Cairn Energy filed a case in a federal district court in the United States to impose a $1.2 billion arbitral award it received in a tax dispute with India. Cairn intended to enforce the award using international arbitration rules known as the New York Convention.
Context of the New York Convention
The United Nations diplomatic conference enacted the New York convention, also referred to as the Convention on the Recognition and Enforcement of Foreign Arbitral Awards, on June 10, 1958. It went into effect on June 7, 1959.
It is frequently regarded as among the most significant conventions within International Trade law.
In international arbitration, it is frequently referred to as a cornerstone. It requires contracting state courts to give effect to an agreement to arbitrate when they are confronted with an act entailed by an arbitration agreement and to recognize and implement awards rendered in the other states, subject to certain restricted limitations.
One hundred fifty-six parties have currently signed the Convention.
Objectives of the New York Convention
Acknowledging the burgeoning role of international arbitration proceedings in international dispute settlement, the New York Convention aims to establish familiar legislative standards for acknowledging arbitration clauses and the enforcement of foreign arbitral awards of international and non-domestic arbitration tribunals by domestic courts.
The phrase "non-domestic" seems to encompass awards that, despite being made in the subject of execution, are viewed as "foreign" under its law due to a particular foreign element in the procedures, such as applying another State's procedural legislation.
The primary goal of the New York Convention is to ensure that international and non-domestic arbitration proceedings are not discriminated against, and it requires Parties to ensure that such awards are recognized and usually competent of regulation in their purview in almost the same manner that domestic awards are.
An additional goal of the Convention is to demand courts of Parties to start giving full impact to arbitration clauses by mandating the court system to deny full functionality to court in violation of their memorandum of understanding to refer the issue to an arbitration court.
☛ Also Read: Current Affairs Today
Benefits of the New York Convention
The Convention is quite known to boost investor confidence. It will be a positive ray of hope for international investors due to India's commitment to bind by ADR, or Alternative Dispute Resolution practices practised worldwide.
It requires contracting states' courts to give effect to private arbitration agreements and recognize and enforce an arbitral award made by other states' parties.
New York Convention and India
The government of India had been ordered to pay $1.2 billion in damages to energy gigantic Cairn Plc after losing an international tribunal case over the observational levy of taxes.
The Permanent Court of Arbitration in The Hague retained that the Cairn tax dispute is a tax-related investment dispute and thus falls under its jurisdiction. It claimed that India's demand for back taxes violated fair and equal treatment underneath the UK-India Mutual Cooperation Investment Agreement.
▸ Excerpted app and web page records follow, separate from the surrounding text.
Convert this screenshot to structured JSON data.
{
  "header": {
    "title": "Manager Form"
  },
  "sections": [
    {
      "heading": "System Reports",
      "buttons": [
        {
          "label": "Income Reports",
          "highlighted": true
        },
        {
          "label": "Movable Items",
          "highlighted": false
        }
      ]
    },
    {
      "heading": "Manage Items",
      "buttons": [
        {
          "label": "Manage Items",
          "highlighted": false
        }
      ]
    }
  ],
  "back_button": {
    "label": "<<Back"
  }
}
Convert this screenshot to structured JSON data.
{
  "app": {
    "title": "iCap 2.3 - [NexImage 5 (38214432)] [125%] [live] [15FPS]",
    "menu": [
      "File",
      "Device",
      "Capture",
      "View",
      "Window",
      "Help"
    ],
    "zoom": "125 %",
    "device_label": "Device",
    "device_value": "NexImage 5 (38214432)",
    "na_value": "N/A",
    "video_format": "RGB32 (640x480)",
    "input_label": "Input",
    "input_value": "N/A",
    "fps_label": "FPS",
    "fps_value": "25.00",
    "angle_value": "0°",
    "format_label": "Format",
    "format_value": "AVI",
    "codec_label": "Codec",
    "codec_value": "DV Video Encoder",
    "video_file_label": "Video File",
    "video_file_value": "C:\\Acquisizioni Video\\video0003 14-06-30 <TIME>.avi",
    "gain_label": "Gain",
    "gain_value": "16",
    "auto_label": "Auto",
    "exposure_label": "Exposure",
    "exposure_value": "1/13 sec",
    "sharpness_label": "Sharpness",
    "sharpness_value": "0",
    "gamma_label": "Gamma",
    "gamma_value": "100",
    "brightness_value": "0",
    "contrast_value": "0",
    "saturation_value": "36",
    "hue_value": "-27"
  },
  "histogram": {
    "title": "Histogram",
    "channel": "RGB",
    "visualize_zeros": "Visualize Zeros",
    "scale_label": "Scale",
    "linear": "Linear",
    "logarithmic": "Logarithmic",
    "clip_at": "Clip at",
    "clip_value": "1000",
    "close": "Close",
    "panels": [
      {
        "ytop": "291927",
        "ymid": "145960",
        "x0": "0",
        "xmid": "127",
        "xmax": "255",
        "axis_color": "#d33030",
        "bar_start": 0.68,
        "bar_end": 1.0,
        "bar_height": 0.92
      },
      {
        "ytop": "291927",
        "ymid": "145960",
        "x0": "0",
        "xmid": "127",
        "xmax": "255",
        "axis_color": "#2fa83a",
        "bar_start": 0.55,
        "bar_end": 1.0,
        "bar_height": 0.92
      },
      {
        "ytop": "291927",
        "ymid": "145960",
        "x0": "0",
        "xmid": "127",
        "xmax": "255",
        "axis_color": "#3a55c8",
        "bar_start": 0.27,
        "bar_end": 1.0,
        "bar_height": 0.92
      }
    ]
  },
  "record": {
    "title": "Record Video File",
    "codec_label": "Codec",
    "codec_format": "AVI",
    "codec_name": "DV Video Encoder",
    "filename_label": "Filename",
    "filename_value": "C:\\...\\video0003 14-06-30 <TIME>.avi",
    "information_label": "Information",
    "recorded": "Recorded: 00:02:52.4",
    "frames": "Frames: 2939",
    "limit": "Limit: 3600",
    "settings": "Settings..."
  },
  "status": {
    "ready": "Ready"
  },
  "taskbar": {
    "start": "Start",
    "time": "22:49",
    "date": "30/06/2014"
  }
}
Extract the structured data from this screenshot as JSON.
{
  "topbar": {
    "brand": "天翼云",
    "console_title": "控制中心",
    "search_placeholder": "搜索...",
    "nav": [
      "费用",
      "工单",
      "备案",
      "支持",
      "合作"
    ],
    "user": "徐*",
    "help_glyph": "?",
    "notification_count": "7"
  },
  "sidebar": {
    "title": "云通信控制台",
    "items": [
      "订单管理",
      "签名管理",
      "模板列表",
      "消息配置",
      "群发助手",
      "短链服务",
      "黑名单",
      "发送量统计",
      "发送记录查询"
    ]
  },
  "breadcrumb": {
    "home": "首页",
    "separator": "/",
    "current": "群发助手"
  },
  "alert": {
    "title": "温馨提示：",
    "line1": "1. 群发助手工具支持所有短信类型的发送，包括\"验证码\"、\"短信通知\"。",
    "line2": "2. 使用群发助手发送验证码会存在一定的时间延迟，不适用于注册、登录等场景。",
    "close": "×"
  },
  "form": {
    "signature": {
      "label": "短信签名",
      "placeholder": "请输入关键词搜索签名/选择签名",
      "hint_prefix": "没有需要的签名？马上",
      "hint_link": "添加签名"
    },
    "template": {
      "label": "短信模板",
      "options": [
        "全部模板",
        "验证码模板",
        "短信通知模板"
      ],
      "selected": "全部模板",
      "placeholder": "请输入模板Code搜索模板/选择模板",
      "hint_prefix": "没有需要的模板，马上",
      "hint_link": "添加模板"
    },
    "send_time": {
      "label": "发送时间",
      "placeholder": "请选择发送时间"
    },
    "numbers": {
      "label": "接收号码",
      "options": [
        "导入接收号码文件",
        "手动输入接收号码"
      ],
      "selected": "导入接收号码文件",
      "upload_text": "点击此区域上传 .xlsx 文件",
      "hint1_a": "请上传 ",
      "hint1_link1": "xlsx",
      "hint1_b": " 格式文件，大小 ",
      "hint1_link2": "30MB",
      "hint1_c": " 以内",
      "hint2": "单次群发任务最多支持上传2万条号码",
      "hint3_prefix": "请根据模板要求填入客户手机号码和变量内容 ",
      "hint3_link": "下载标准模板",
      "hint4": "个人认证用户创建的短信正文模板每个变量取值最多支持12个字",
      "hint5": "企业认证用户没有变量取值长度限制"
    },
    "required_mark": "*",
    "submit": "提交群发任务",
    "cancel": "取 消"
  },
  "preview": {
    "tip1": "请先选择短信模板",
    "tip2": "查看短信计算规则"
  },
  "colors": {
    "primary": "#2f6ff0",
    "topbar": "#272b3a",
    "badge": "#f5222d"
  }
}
The New York Convention applies to arbitration proceedings that are not regarded as domestic awards in the state where acknowledgement and regulation are sought. It is widely regarded as the fundamental device for international arbitration.
FAQs on New York Convention
Q1. What is the New York Convention?
The New York Convention must ensure the enforcement of foreign arbitration awards around the world.
Q2. Why is New York Convention so popular?
The New York Convention is popular because it is one of the most successful treaties of the United Nations in international trade and law.
Q3. When did India become a part of the New York Convention?
India became part of the New York Convention on June 10 1958.
Q4. When was the New York Convention set into effect?
The New York Convention went into effect on June 7, 1959.